      3. 14.3 The Markov chain bookkeeping framework
      4. 14.4 The forward process
      5. 14.5 The backward process
      6. 14.6 Looking both ways
    3. 15 A brief guide to computer intensive statistics
      1. 15.1 Inference using simple epidemic models
      2. 15.2 Inference using ‘complicated’ epidemic models
      3. 15.3 Bayesian statistics
      4. 15.4 Markov chain Monte Carlo methodology
      5. 15.5 Large simulation studies
  9. IV Elaborations
    1. 16 Elaborations for Part I
      1. 16.1 Elaborations for Chapter 1
      2. 16.2 Elaborations for Chapter 2
      3. 16.3 Elaborations for Chapter 3
      4. 16.4 Elaborations for Chapter 4
      5. 16.5 Elaborations for Chapter 5
    2. 17 Elaborations for Part II
      1. 17.1 Elaborations for Chapter 7
      2. 17.2 Elaborations for Chapter 8
      3. 17.3 Elaborations for Chapter 9
      4. 17.4 Elaborations for Chapter 10
      5. 17.5 Elaborations for Chapter 11
      6. 17.6 Elaborations for Chapter 12
    3. 18 Elaborations for Part III
      1. 18.1 Elaborations for Chapter 13

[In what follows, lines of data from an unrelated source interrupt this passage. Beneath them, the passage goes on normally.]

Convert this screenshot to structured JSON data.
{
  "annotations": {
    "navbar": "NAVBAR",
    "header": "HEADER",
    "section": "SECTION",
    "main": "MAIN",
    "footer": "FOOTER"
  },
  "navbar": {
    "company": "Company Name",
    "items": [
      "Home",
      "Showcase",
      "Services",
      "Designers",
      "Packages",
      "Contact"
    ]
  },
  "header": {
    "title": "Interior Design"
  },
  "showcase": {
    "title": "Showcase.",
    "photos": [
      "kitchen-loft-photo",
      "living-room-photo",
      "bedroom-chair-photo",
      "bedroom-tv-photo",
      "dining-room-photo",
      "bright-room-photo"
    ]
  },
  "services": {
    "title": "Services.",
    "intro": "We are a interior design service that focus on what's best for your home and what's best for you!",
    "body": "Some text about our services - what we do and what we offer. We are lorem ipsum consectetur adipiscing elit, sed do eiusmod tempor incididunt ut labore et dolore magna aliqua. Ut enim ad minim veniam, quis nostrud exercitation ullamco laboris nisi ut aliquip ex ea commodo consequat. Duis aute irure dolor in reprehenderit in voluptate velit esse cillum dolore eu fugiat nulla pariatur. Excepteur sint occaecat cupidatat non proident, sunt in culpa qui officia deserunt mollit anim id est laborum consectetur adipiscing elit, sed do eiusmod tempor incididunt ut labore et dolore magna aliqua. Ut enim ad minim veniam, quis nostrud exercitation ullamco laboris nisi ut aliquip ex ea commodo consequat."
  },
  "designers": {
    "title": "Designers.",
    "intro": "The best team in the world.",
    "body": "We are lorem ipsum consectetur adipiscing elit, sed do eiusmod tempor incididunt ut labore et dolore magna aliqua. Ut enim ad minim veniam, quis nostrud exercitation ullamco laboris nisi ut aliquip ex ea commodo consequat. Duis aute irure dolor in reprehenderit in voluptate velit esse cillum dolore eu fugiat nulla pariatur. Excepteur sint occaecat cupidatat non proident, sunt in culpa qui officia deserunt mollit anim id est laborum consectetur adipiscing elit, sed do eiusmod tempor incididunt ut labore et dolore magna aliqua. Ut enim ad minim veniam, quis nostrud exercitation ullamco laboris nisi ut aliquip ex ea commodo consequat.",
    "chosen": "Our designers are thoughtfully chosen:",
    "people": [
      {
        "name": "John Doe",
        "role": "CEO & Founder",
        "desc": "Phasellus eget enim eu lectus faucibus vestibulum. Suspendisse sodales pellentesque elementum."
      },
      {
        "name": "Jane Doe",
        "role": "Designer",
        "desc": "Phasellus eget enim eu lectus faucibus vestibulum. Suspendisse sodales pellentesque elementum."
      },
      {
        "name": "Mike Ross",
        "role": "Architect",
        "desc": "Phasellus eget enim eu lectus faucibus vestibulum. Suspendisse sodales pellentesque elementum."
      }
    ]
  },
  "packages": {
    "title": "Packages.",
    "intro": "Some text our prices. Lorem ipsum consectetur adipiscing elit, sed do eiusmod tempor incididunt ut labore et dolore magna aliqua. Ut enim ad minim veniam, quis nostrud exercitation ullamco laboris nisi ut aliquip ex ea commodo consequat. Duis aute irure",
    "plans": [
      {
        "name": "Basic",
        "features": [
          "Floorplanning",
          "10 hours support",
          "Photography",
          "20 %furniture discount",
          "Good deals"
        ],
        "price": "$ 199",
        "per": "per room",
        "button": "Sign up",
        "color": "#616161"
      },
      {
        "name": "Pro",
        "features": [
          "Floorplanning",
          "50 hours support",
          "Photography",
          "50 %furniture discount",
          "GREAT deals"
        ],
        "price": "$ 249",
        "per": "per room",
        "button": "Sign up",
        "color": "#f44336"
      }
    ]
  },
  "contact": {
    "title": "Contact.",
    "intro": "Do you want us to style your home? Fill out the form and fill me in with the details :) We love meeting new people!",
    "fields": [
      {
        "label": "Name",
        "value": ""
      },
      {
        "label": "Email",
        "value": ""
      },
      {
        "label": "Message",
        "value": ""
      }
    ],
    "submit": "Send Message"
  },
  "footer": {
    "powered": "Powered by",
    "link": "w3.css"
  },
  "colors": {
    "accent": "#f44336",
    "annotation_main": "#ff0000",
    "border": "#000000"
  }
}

      2. 18.2 Elaborations for Chapter 15
  10. Bibliography
  11. Index